(Source records)
-.-.-

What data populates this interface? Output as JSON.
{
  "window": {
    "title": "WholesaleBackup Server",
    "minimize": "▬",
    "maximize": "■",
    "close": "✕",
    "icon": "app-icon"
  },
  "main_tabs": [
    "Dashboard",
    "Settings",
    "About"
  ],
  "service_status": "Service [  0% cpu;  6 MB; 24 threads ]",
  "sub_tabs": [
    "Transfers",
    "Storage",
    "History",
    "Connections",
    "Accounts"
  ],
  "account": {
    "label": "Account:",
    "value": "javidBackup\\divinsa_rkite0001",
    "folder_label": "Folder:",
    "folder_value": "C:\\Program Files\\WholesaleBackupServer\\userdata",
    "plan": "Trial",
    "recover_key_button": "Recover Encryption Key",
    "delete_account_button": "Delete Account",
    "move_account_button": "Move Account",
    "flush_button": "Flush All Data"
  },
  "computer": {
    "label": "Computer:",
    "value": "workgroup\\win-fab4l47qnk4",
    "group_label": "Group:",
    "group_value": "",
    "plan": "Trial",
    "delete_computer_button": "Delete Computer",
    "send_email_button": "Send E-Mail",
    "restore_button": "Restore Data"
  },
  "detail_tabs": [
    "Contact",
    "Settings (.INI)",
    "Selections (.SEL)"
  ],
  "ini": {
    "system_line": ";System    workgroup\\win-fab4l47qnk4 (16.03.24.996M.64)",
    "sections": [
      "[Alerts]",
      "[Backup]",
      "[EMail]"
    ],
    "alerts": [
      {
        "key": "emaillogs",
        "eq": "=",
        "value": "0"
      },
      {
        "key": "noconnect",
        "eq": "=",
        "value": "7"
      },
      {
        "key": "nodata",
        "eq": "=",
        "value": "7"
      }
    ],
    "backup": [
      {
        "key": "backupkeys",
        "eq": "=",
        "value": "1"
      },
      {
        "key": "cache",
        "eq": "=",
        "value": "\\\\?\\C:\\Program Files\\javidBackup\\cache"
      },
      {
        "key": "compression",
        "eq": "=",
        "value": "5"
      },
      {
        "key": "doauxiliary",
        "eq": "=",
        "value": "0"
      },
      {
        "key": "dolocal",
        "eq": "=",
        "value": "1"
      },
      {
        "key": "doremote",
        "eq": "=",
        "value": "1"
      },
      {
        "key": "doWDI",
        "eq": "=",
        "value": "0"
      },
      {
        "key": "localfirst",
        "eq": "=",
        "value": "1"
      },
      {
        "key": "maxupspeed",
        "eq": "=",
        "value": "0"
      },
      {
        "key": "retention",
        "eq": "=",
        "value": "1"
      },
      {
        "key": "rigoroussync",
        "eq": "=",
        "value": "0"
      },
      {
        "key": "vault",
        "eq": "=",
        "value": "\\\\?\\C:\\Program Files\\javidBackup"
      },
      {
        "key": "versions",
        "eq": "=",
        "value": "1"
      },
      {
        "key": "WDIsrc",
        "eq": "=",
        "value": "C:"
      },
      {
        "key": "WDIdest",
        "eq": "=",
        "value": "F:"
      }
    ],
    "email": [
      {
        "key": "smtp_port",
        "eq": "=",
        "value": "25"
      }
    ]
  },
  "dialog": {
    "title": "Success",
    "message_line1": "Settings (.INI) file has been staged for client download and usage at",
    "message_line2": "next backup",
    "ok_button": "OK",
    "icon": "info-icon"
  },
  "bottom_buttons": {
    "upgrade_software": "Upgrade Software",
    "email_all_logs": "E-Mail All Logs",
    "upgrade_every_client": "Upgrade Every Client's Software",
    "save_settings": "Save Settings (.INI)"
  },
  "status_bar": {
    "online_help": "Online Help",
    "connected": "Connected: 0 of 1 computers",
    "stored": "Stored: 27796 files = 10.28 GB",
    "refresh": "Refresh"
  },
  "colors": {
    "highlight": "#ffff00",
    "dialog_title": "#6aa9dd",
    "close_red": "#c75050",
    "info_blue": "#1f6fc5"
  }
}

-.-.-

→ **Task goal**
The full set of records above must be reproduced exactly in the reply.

→ **Exercise result**
What data populates this interface? Output as JSON.
{
  "window": {
    "title": "WholesaleBackup Server",
    "minimize": "▬",
    "maximize": "■",
    "close": "✕",
    "icon": "app-icon"
  },
  "main_tabs": [
    "Dashboard",
    "Settings",
    "About"
  ],
  "service_status": "Service [  0% cpu;  6 MB; 24 threads ]",
  "sub_tabs": [
    "Transfers",
    "Storage",
    "History",
    "Connections",
    "Accounts"
  ],
  "account": {
    "label": "Account:",
    "value": "javidBackup\\divinsa_rkite0001",
    "folder_label": "Folder:",
    "folder_value": "C:\\Program Files\\WholesaleBackupServer\\userdata",
    "plan": "Trial",
    "recover_key_button": "Recover Encryption Key",
    "delete_account_button": "Delete Account",
    "move_account_button": "Move Account",
    "flush_button": "Flush All Data"
  },
  "computer": {
    "label": "Computer:",
    "value": "workgroup\\win-fab4l47qnk4",
    "group_label": "Group:",
    "group_value": "",
    "plan": "Trial",
    "delete_computer_button": "Delete Computer",
    "send_email_button": "Send E-Mail",
    "restore_button": "Restore Data"
  },
  "detail_tabs": [
    "Contact",
    "Settings (.INI)",
    "Selections (.SEL)"
  ],
  "ini": {
    "system_line": ";System    workgroup\\win-fab4l47qnk4 (16.03.24.996M.64)",
    "sections": [
      "[Alerts]",
      "[Backup]",
      "[EMail]"
    ],
    "alerts": [
      {
        "key": "emaillogs",
        "eq": "=",
        "value": "0"
      },
      {
        "key": "noconnect",
        "eq": "=",
        "value": "7"
      },
      {
        "key": "nodata",
        "eq": "=",
        "value": "7"
      }
    ],
    "backup": [
      {
        "key": "backupkeys",
        "eq": "=",
        "value": "1"
      },
      {
        "key": "cache",
        "eq": "=",
        "value": "\\\\?\\C:\\Program Files\\javidBackup\\cache"
      },
      {
        "key": "compression",
        "eq": "=",
        "value": "5"
      },
      {
        "key": "doauxiliary",
        "eq": "=",
        "value": "0"
      },
      {
        "key": "dolocal",
        "eq": "=",
        "value": "1"
      },
      {
        "key": "doremote",
        "eq": "=",
        "value": "1"
      },
      {
        "key": "doWDI",
        "eq": "=",
        "value": "0"
      },
      {
        "key": "localfirst",
        "eq": "=",
        "value": "1"
      },
      {
        "key": "maxupspeed",
        "eq": "=",
        "value": "0"
      },
      {
        "key": "retention",
        "eq": "=",
        "value": "1"
      },
      {
        "key": "rigoroussync",
        "eq": "=",
        "value": "0"
      },
      {
        "key": "vault",
        "eq": "=",
        "value": "\\\\?\\C:\\Program Files\\javidBackup"
      },
      {
        "key": "versions",
        "eq": "=",
        "value": "1"
      },
      {
        "key": "WDIsrc",
        "eq": "=",
        "value": "C:"
      },
      {
        "key": "WDIdest",
        "eq": "=",
        "value": "F:"
      }
    ],
    "email": [
      {
        "key": "smtp_port",
        "eq": "=",
        "value": "25"
      }
    ]
  },
  "dialog": {
    "title": "Success",
    "message_line1": "Settings (.INI) file has been staged for client download and usage at",
    "message_line2": "next backup",
    "ok_button": "OK",
    "icon": "info-icon"
  },
  "bottom_buttons": {
    "upgrade_software": "Upgrade Software",
    "email_all_logs": "E-Mail All Logs",
    "upgrade_every_client": "Upgrade Every Client's Software",
    "save_settings": "Save Settings (.INI)"
  },
  "status_bar": {
    "online_help": "Online Help",
    "connected": "Connected: 0 of 1 computers",
    "stored": "Stored: 27796 files = 10.28 GB",
    "refresh": "Refresh"
  },
  "colors": {
    "highlight": "#ffff00",
    "dialog_title": "#6aa9dd",
    "close_red": "#c75050",
    "info_blue": "#1f6fc5"
  }
}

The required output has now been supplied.